companies 1, 2, 3, & 4

Modern eyeglasses should be replaced as quickly as possible. When in formation, drilling, or serving on the piece in the view of spectators, if you have modern eyeglasses on, you may be asked to remove them.  There are several sutlers who specialize in making period eyewear and duplicating your lens prescription, and you may find one or more optical stores in your area that either make reproduction period eyeglasses or will sell you period frames for which they can make lenses for your prescription.  If you have a pair of frames that are period, you can take them to almost any optical store and have lenses made for them.

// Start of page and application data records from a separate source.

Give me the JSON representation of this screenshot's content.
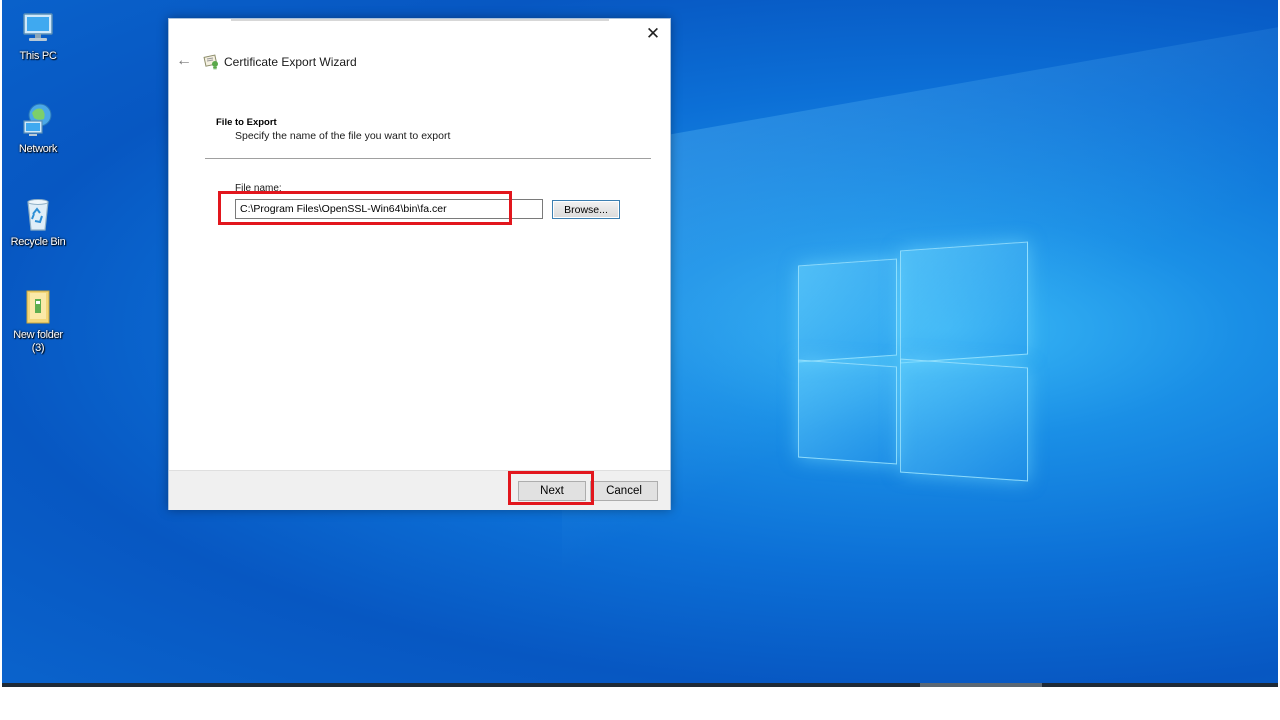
{
  "desktop": {
    "icons": [
      {
        "label": "This PC",
        "icon": "this-pc-icon"
      },
      {
        "label": "Network",
        "icon": "network-icon"
      },
      {
        "label": "Recycle Bin",
        "icon": "recycle-bin-icon"
      },
      {
        "label": "New folder (3)",
        "icon": "folder-icon"
      }
    ],
    "colors": {
      "accent": "#0c6fd6",
      "highlight": "#e2161d"
    }
  },
  "wizard": {
    "title": "Certificate Export Wizard",
    "close_glyph": "✕",
    "back_glyph": "←",
    "section_title": "File to Export",
    "section_subtitle": "Specify the name of the file you want to export",
    "file_label": "File name:",
    "file_value": "C:\\Program Files\\OpenSSL-Win64\\bin\\fa.cer",
    "browse_label": "Browse...",
    "next_label": "Next",
    "cancel_label": "Cancel"
  }
}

Modern eyeglasses will temporarily - TEMPORARILY - pass for period eyeglasses so long as they meet certain general guidelines.  Gold or silver rims are acceptable so long as the frames and lenses are oval or round; round frames were relatively rare, but they certainly were around.  Black rims, if they're metal, are acceptable; many period eyeglass frames were made of iron.  

Be careful in your choice of frames, as the temple pieces may be decorative in a way impossible or never used by optometrists of that day.  By the same token, avoid frames with bridge pieces that are of an irregular or complex shape, as that is not accurate for the period.  Plastic-covered rests on the bridge piece cannot be avoided in modern glasses, so look yours over to be sure that the pads are relatively small and reasonably inconspicuous.

You can often get period frames for less than $40 on e-bay on the Internet, at flea markets, or at some optical stores, or you can purchase reproduction frames from some sutlers for less than $20 or $30.  Others will make you reproduction frames that are fantastic, and the price could range from $40 on up for the frames alone.  Whatever course you take, examine the frames carefully to be sure that they are in reasonably good shape.  It is always advisable to place a drop or two of clear fingernail polish on the heads of the screws which hold the temple pieces to the frames in order to keep the screws from backing out, and this should be repeated every three or four months.

Keep in mind that older metal frames tend to have extremely high copper or nickel content, so folks with metal allergies may break out within minutes or hours of putting on original period glasses.  You can combat this by coating the metal with a good quality brass coat / sealer, or even clear fingernail polish after you thoroughly clean the frames and temple pieces.  The drawback to using fingernail polish is that, as the metal corrodes, it will tend to cause the fingernail polish to flake and break up from within, sometimes causing the polish to peel off in strips.  Using clear fingernail enamel (versus polish) should give better and longer service, but it will also eventually come off because of the corrosion.